  5. “But he did this thing and it was terrible”. Ok, there may be some valid points here. But the two biggest arguments I keep seeing are related to a) I don’t want a rapist in the White House, and b) ANITA HILL. Ok, well, here’s my response to a) – THERE’S ALREADY A RAPIST IN THE WHITE HOUSE. Who stands *credibly* accused of raping *many* women. Who has raped our institutions of their talent and knowledge. Who has raped our country of it’s money whenever humanly possible. Who has raped our democratic processes – AND WILL CONTINUE TO DO SO. I don’t know whether Biden did this thing or not. I question it, since he’s been vetted 6 ways to Sunday as VP. BUT. Even if he did – as much as it pains me to say it – his actions as President will *still* be LIGHT YEARS better than trump. (PS. Anyone who gives me shit about saying trump raped our institutions, etc. because it demeans women or whatever – go to hell. I’m a rape survivor. And it’s absolutely appropriate when talking about trump and what he has wrought.). As for b) – I don’t know about you folks, but I’ve changed a hell of a lot in my time. I am not the same person I was 26 years ago. I’ve matured. I’ve gotten kinder, more understanding. I’ve learned much more about black, white, and gray areas. I’m more patient, and I like to learn. I’m willing to learn to do and be better. I’d venture to say that these things would hold true for most people. We do not live in a vacuum. Nor a time capsule. People change from day to day, let alone year to year. And, again – even if he was the exact same person as he was 26 years ago? HE’S STILL BETTER THAN tRUMP. (Also? Anita Hill is actually voting for Biden. So…there’s that.)

Look. I get it. People hate “settling” for something, or feeling like they have no choice *but* to settle. But there is idealism, and there is reality, and somewhere the two have to meet. Idealism is where the candidate you believe in with all your heart gets the nomination and does amazing things. Unfortunately, we *all* can’t have our perfect candidate. Nor do we have a perfect democracy. But the one we have is super important, and it’s on ALL OF US who believe in what it stands for to work to keep it. And sometimes, that means voting for the candidate that has better policies – even marginally – than the other person…and then WORKING OUR ASSES OFF to hold that person accountable to what we believe is important. THAT is democracy. It’s *not* “protest voting”, or writing in some ridiculous “candidate”, or voting third party. Because that ISN’T democracy.
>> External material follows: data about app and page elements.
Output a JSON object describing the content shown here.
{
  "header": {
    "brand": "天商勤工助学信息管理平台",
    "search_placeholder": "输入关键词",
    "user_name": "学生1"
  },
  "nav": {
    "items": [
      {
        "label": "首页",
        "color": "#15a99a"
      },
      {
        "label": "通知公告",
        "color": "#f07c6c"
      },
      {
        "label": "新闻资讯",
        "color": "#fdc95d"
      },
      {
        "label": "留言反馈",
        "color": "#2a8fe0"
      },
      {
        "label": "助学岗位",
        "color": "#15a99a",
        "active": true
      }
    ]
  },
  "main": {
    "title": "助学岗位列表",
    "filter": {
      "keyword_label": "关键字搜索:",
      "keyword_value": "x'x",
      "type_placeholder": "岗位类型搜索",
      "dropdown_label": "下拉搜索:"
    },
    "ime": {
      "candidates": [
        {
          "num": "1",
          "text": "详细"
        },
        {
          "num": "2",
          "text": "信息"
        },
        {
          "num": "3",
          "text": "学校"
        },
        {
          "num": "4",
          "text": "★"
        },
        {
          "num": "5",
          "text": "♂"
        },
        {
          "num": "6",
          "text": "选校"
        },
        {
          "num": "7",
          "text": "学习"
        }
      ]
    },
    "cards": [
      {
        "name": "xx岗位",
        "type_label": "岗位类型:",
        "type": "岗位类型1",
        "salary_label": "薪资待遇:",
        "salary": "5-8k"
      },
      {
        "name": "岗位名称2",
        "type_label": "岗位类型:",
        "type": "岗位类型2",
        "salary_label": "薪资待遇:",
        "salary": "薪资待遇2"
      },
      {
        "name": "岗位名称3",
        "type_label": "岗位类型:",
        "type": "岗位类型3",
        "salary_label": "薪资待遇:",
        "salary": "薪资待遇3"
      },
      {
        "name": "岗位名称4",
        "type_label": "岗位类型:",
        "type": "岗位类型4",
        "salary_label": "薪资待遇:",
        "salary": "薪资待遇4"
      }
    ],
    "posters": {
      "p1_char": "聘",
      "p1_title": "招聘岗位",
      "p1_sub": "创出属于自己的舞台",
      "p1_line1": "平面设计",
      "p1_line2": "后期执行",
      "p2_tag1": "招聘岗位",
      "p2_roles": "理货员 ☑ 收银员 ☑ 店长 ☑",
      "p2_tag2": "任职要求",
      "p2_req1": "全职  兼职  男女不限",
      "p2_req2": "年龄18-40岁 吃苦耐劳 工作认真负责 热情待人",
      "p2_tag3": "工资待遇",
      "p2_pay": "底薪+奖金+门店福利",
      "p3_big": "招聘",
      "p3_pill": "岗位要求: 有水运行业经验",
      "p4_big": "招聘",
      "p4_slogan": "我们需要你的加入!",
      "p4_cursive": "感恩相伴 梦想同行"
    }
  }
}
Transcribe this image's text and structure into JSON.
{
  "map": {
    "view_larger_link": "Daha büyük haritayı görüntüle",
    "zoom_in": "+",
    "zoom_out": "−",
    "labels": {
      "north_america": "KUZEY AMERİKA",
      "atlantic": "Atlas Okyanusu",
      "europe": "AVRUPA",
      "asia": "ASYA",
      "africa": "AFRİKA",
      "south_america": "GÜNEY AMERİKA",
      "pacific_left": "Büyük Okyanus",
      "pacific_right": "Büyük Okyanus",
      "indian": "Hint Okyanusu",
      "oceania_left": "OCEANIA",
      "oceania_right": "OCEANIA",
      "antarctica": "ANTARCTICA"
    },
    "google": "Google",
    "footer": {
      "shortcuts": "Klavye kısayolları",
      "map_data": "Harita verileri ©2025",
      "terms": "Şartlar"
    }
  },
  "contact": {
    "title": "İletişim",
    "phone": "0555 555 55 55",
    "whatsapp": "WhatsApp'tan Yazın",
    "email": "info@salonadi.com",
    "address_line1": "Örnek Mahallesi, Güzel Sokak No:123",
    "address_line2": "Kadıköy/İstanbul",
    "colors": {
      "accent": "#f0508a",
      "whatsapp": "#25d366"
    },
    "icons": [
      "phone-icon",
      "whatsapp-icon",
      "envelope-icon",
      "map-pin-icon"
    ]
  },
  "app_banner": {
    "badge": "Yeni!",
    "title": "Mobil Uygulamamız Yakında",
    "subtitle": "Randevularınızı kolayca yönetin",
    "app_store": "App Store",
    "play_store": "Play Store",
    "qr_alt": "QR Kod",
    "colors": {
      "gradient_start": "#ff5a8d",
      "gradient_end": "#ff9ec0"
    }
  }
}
That’s showing your privilege in that the future won’t affect you as much as it absolutely will others. It’s showing that you can’t play nice with others, even when actual lives are LITERALLY at stake. When our *country* may be at stake.

There’s a school of thought that says “they have to EARN my vote”. But I often think it’s actually the other way around. They get your vote because they’re the better candidate, and then you remind them – repeatedly, if necessary – that they are only in office BECAUSE of you. Make them earn that vote, and *keep* earning it. Hold their feet to the fire with the power of your collective voices. At that point, we’re upholding the ideals of this country. At that point, we’re working to make those changes we’re so hellbent on seeing. And at that point, we become *true* citizens of a democracy.